I took it to the Crow without really being able to testdrive it at home and that was a bit of a mistake. I just placed it on the floor and plugged it in. I think this amp needs to be on a stool or on a stand (there is a provision for that on it).

It was loud enough but it sure lacked some headroom. Also it sounded a bit treblier and boxier than I liked when I boosted its volume. This amp sounds fine in low volume situations (warm and mellow) but playing in a combo with a drummer you need something more substantial. Maybe this also had something to do with me placing it on the floor.

At home the amp sounds just fine. At times I detected some boxiness but for an amp this small it still sounds pretty amazing, in the lower registers too. It should, because with a price tag of 679 euro it's pretty expensive.

The AER amps were originally designed for the amplification of acoustic instrruments and they probably do a great job at that.
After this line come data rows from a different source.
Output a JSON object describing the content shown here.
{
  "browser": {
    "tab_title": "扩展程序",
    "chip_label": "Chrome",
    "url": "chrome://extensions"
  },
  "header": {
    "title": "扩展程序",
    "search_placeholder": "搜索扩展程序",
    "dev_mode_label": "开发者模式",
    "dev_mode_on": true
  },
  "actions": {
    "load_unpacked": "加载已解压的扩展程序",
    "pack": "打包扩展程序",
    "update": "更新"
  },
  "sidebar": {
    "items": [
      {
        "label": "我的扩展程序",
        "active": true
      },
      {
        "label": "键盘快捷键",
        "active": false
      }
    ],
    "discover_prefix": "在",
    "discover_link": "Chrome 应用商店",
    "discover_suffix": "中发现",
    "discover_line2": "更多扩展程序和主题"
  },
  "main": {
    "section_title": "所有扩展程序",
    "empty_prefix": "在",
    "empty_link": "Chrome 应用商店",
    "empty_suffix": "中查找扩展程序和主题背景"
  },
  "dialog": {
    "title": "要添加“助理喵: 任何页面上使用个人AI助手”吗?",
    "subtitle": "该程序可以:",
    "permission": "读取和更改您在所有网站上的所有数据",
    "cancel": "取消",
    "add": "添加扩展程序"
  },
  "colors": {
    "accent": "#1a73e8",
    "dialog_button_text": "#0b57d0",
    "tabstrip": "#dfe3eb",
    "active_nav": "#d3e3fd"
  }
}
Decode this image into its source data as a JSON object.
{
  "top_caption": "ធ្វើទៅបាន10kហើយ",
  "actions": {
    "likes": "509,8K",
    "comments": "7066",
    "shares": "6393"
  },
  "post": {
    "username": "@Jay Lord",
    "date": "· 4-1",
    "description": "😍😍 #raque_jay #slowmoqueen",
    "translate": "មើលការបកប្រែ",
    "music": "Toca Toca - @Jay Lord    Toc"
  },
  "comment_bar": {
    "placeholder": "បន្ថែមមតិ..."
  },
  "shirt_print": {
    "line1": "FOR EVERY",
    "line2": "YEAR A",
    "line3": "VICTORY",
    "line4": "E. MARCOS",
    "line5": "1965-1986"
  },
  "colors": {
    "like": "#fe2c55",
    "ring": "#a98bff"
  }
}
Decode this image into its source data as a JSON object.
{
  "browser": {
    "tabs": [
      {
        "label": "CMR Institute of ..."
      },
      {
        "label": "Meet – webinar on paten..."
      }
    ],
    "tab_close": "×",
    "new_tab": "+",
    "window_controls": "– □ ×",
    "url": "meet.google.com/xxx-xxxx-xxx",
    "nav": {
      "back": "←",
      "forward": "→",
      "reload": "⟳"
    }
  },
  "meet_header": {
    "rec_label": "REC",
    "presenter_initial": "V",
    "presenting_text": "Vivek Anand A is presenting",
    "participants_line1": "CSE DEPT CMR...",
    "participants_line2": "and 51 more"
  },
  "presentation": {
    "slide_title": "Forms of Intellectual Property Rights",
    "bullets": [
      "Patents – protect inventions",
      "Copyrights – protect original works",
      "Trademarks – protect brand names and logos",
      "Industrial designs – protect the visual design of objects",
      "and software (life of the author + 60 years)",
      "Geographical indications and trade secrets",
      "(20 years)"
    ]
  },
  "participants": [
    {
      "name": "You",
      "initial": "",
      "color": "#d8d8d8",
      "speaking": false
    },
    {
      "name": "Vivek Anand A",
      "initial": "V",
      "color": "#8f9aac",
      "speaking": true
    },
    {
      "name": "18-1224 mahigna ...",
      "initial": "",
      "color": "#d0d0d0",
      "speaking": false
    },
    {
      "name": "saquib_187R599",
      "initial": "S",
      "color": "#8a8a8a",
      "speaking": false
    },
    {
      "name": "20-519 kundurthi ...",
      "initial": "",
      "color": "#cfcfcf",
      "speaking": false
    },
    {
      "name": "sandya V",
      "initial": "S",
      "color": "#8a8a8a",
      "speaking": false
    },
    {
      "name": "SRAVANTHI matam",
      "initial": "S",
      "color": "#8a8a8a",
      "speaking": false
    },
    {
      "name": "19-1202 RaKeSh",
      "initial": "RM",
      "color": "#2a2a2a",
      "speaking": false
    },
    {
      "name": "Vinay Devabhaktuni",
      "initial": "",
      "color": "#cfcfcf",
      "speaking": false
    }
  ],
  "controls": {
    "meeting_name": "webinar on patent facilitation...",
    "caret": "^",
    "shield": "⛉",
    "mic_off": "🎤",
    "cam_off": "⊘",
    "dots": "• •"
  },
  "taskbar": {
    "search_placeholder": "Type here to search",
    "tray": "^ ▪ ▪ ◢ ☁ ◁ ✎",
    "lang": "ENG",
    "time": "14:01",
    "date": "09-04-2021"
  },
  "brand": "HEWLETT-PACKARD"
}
It was never designed for electric guitars with magnetic pick-ups so some people argue there are better amps for that purpose. Yes, my Polytone Mini Brute with its 15" speaker does sound  better. Still, after having played the ZT Lunchbox, the ZT Club, the Roland Cube 60 and the Ibanez Wholetone over the last weeks, I like the AER Alpha best until now. It does an amazing job at lower volume levels and its portability is unequalled (maybe apart from the ZT Lunchbox but that amp seriously lacked in the lower register and is no match for the AER Alpha therefore).

My conclusion is that the AER Alpha is great for drummerless, low volume settings and playing at home. For louder gigs in noisy environments the new and more powerful AER Alpha Plus (50 watts, 6.2 kg) or the AER Compact 60/2 (60 watts, 7.5 kg) seem a better option. I am sure these will provide more headroom and bass reflex. One of these is what I would go for in the AER series because I do want to take it out to noisy rooms.

And now I guess you want to hear it. Like I said earlier, I think the sounds in the video are pretty representative for what it sounds like in a low volume setting. In the first one I am playing "Blues for Alice." And the second one is just some wanking on the changes of Autumn Leaves. I am playing the Tal Farlow. All EQ on the amp is flat and all controls on my guitar open. No sound tweaking was involved. Watch in HD!


  1. It must be handy having a twin brother to back you up on rhythm :-)

    Really useful info - thanks D. Especially given the price of the AERs, its invaluable to get your take on them.

    BTW I continue to use a Roland 60 Acoustic and I'm wondering if the Roland you mention is the normal Cube or the Acoustic.

  2. I think I tried out the normal Cube Bill. Not a bad amp at all for the money by the way.

  3. Thanks,I've always wondered about that one.Presently I have an old Jazzkat and the first (60w) Henriksen stand alone.I think that I'll hang on to them. I use a ZT Lunchbox for rehearsals.

  4. After I used and heared Kai von Rosenwinkel's AER Alpha, I got one myself too. One-trick pony for one good jazz (bop)-sound, but that's all I need. I simple love lóóóve the portability and have no trouble using it in combos with a drummer, as long as it doesn't get too loud. I am truly amazed about the bass-response of this amp, can really compete with my Twin Reverb. Sounds great with my Gibson ES-333 and with this I can take the bike to the jamsession :-)

  5. I bought an AER 60/2 as had heard good reports and more portable than my owned-from-new Polytone Mini Brute and thought both would be good brothers for home or away playing - wrong! I think to play as a jazzed it has too many sub controls and is too complicated so I am selling the 60/2. The Polytone is honestly the best amp I have owned with an irreplaceable sound and headroom. Just on a whim I bought a 2nd hand Peavey Microbass for £40 from a junk shop and boy it works really well with a jazz guitar if you don't overdrive the bass - just a random idea and worth trying!